The plain reading of these texts is that the rejection of Christ (and his followers) was not an isolated incident. It was a climactic sin that fulfilled a practice that Israel had long engage in. And this sin was serious not only because of who Jesus was, but because it showed they were doubling down on their worst behavior. “Then the owner of the vineyard said, ‘What shall I do? I will send my beloved son; perhaps they will respect him.’ But when the tenants saw him, they said to themselves, ‘This is the heir. Let us kill him, so that the inheritance may be ours’” (Luke 20:13–14 ESV). They were presuming on the riches of his kindness and forbearance and patience, not knowing that God’s kindness was meant to lead them to repentance. Because of their hard and impenitent heart they were storing up wrath for themselves on the day of wrath when God’s righteous judgment would be revealed.
God Meant It for Good
This might be a good place to briefly consider the mystery of predestination. God was repeatedly merciful to Israel. Though he slew the Exodus generation in the wilderness, that was a mere chastisement. When he was really angry he wiped out entire family lines. In this case, he saved all their children.
He constantly forgave Israel in the time of the Judges. When the sins of Eli and his sons caused the ark to be taken into captivity, damaging Tabernacle worship beyond repair, He gave them a new place of worship and a new system of government (Temple and the Monarchy).
And when they sinned to the point that the Temple was destroyed and God sent them into exile, seventy years later God brought them back to their land in a greater way. They had a new Temple and new international influence as a people both in the Promised Land and throughout the empires. Where sin increased, grace abounded all the more.
But when Jesus began his ministry, Israel, having sinned against the grace of restoration from exile, was now more debauched than ever. The prophet Zachariah was shown a vision of Israel being cleansed of demonic possession at the return from exile in a kind of inversion of Ezekiel’s glory cloud (Ezekiel 1) involving an anti-ark of the Covenant:

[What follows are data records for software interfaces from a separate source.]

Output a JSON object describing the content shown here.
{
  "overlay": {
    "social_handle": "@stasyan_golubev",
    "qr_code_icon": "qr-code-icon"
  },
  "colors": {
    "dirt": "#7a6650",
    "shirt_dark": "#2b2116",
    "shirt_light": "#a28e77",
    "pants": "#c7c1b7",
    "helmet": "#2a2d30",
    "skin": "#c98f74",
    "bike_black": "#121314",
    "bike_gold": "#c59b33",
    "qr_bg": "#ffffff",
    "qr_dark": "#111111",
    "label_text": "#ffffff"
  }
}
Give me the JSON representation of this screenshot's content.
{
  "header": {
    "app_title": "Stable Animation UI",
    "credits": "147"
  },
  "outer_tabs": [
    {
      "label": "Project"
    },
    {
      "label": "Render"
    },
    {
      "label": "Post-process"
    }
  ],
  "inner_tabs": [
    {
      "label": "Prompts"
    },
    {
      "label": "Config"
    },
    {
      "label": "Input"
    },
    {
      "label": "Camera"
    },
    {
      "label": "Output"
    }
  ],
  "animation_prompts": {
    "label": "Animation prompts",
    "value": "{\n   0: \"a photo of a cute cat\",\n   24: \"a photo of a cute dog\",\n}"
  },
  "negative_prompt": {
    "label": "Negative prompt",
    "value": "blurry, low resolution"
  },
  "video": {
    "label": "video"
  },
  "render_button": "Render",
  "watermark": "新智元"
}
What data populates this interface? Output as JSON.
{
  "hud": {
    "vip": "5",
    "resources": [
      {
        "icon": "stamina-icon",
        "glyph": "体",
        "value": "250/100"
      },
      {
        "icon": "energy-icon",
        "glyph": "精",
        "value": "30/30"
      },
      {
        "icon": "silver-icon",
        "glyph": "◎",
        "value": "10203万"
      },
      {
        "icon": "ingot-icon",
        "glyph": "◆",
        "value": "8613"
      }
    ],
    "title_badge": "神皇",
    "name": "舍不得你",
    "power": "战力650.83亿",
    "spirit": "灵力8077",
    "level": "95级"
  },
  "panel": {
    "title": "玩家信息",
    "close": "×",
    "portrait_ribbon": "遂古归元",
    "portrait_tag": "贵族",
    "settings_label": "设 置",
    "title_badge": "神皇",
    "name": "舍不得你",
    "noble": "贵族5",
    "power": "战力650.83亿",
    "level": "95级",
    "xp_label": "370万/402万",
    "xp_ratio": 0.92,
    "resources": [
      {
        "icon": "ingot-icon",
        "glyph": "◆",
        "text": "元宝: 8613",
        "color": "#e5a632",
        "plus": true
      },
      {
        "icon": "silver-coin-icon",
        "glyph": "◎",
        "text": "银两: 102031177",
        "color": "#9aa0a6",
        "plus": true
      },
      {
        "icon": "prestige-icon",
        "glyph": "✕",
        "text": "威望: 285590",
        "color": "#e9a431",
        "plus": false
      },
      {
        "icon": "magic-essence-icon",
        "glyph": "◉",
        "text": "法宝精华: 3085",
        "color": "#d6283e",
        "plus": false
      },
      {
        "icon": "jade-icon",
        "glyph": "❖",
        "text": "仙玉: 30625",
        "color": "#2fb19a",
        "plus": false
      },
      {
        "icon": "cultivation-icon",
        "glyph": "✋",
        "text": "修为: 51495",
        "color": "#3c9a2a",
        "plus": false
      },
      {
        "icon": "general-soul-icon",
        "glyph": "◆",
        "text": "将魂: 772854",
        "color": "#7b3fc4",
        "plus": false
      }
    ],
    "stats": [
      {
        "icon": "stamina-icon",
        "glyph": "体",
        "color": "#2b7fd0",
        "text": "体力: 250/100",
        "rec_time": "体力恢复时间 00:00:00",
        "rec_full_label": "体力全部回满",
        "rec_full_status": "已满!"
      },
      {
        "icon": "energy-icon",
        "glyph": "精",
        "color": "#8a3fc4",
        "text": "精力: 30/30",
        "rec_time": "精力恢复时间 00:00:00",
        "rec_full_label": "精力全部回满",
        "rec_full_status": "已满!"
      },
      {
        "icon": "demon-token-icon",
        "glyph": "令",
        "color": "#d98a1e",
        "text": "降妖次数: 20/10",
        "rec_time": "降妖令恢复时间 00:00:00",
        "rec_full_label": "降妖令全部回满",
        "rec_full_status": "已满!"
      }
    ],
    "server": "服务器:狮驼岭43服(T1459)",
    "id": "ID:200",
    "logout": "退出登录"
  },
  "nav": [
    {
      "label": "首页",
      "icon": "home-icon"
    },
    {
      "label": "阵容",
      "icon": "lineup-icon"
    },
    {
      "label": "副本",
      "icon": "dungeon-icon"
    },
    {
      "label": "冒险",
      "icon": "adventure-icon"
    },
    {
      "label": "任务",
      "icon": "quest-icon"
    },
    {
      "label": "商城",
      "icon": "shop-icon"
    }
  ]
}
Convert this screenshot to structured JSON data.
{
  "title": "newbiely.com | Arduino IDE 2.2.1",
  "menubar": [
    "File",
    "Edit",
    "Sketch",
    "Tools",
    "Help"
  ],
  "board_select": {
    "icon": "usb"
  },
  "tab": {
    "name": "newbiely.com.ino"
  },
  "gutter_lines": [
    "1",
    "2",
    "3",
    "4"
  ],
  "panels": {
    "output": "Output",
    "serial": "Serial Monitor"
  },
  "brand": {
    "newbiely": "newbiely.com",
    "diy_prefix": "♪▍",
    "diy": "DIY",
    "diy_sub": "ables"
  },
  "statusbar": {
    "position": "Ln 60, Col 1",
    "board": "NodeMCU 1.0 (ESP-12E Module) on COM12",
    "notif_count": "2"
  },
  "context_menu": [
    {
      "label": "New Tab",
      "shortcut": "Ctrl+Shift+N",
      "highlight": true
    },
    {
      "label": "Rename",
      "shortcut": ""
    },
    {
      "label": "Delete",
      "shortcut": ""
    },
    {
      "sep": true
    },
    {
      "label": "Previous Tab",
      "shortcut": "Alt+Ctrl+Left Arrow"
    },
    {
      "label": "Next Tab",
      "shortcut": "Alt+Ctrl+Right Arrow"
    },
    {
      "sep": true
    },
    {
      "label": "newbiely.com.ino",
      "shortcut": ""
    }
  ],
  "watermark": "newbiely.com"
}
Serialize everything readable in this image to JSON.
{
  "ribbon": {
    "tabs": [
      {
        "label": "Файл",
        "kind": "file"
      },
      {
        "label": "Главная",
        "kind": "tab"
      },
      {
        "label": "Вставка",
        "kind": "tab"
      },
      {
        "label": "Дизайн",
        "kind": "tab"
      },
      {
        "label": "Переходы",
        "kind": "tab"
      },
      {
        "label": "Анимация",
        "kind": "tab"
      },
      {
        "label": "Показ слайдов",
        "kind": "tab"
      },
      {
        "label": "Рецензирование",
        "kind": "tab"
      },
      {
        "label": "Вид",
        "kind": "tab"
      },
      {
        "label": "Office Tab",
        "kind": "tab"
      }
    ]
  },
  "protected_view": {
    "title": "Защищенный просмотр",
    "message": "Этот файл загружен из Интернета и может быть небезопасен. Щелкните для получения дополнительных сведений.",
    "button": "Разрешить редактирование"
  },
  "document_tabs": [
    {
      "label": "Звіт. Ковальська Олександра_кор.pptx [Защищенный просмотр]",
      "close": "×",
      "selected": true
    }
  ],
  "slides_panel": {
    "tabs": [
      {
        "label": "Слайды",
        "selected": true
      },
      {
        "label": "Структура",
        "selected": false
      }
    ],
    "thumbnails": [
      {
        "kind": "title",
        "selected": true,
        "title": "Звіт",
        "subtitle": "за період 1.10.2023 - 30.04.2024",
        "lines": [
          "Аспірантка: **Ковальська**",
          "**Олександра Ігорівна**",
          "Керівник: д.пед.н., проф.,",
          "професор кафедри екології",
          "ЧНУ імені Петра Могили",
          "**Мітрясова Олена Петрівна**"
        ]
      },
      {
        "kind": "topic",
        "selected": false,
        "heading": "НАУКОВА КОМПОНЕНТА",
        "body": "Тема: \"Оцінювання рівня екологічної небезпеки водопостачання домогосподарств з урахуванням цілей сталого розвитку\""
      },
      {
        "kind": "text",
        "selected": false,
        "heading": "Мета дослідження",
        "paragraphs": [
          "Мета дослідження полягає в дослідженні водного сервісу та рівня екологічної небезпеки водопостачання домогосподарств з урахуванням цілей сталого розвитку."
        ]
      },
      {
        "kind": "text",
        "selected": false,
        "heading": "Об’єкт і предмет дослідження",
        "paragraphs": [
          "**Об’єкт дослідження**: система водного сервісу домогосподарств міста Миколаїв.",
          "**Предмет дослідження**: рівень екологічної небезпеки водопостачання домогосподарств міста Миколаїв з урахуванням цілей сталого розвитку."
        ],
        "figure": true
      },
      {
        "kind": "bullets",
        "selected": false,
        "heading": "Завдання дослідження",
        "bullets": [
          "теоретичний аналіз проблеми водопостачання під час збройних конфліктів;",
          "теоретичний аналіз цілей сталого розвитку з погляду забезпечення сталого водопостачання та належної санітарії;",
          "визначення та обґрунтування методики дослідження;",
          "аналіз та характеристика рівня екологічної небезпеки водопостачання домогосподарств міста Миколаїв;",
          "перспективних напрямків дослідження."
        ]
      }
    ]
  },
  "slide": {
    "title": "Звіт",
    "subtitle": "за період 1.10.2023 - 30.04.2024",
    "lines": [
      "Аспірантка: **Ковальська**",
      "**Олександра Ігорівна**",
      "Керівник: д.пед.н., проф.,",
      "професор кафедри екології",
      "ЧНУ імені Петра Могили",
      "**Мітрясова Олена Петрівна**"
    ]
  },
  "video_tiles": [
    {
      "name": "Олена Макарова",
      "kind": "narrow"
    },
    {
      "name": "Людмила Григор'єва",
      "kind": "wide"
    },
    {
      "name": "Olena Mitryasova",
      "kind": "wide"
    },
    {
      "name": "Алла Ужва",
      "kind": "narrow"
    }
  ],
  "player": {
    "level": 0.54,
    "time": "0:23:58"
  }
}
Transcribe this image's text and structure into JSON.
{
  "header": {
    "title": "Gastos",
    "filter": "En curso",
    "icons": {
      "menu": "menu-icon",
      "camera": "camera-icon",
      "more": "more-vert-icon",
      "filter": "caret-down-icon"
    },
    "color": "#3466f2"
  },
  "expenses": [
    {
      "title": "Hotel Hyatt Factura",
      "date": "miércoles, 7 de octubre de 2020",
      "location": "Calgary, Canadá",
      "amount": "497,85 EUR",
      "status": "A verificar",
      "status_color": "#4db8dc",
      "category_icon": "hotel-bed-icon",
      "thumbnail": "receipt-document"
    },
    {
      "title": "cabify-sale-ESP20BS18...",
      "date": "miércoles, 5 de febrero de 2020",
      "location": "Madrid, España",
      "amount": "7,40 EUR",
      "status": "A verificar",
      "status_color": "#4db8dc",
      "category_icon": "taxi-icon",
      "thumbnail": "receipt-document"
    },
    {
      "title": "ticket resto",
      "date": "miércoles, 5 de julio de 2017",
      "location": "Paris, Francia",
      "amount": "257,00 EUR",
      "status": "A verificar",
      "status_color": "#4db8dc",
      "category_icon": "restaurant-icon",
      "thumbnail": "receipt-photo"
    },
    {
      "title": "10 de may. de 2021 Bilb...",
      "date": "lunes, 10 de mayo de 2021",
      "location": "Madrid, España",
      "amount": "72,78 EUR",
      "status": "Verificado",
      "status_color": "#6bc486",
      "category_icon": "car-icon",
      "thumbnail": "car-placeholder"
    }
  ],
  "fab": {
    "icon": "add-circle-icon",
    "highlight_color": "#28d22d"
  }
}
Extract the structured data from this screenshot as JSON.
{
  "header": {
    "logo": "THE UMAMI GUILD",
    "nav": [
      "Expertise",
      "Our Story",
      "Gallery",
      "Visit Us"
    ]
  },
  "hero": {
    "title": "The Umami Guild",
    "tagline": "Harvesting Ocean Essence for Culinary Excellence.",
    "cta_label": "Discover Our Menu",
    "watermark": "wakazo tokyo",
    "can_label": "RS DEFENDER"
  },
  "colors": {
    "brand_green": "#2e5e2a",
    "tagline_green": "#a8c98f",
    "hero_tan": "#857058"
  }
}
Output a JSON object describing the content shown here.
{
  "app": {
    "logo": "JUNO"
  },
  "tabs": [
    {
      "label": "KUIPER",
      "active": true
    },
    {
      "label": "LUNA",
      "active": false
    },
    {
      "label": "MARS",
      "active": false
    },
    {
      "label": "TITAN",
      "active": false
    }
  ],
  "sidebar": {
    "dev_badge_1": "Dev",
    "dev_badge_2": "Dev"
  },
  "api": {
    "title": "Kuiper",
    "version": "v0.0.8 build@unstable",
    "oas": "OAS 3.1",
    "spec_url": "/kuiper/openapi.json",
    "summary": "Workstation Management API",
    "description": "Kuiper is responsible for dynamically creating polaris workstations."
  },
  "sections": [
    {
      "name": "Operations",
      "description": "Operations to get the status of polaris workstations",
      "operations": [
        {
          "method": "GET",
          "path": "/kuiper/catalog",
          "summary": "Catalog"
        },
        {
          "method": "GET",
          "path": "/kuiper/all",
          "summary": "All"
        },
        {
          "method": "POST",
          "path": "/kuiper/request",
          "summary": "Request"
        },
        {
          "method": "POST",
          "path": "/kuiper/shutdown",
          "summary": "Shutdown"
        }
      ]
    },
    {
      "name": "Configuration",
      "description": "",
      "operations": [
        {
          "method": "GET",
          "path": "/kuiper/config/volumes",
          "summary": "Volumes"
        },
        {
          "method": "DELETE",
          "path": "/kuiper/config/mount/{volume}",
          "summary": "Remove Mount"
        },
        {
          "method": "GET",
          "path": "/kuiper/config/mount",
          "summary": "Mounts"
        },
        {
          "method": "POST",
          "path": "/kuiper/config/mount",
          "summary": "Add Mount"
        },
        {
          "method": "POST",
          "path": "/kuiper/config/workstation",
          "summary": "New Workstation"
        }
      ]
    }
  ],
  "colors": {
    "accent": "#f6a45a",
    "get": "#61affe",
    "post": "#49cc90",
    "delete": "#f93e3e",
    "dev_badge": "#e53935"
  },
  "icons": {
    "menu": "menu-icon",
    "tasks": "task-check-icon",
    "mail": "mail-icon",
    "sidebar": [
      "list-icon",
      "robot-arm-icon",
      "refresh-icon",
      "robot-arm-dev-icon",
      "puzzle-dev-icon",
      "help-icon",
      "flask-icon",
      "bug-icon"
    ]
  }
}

Then the angel who talked with me came forward and said to me, “Lift your eyes and see what this is that is going out.” And I said, “What is it?” He said, “This is the basket that is going out.” And he said, “This is their iniquity in all the land.” And behold, the leaden cover was lifted, and there was a woman sitting in the basket! And he said, “This is Wickedness.” And he thrust her back into the basket, and thrust down the leaden weight on its opening. Then I lifted my eyes and saw, and behold, two women coming forward! The wind was in their wings. They had wings like the wings of a stork, and they lifted up the basket between earth and heaven. Then I said to the angel who talked with me, “Where are they taking the basket?” He said to me, “To the land of Shinar, to build a house for it. And when this is prepared, they will set the basket down there on its base.”Zechariah 5:5–11 ESV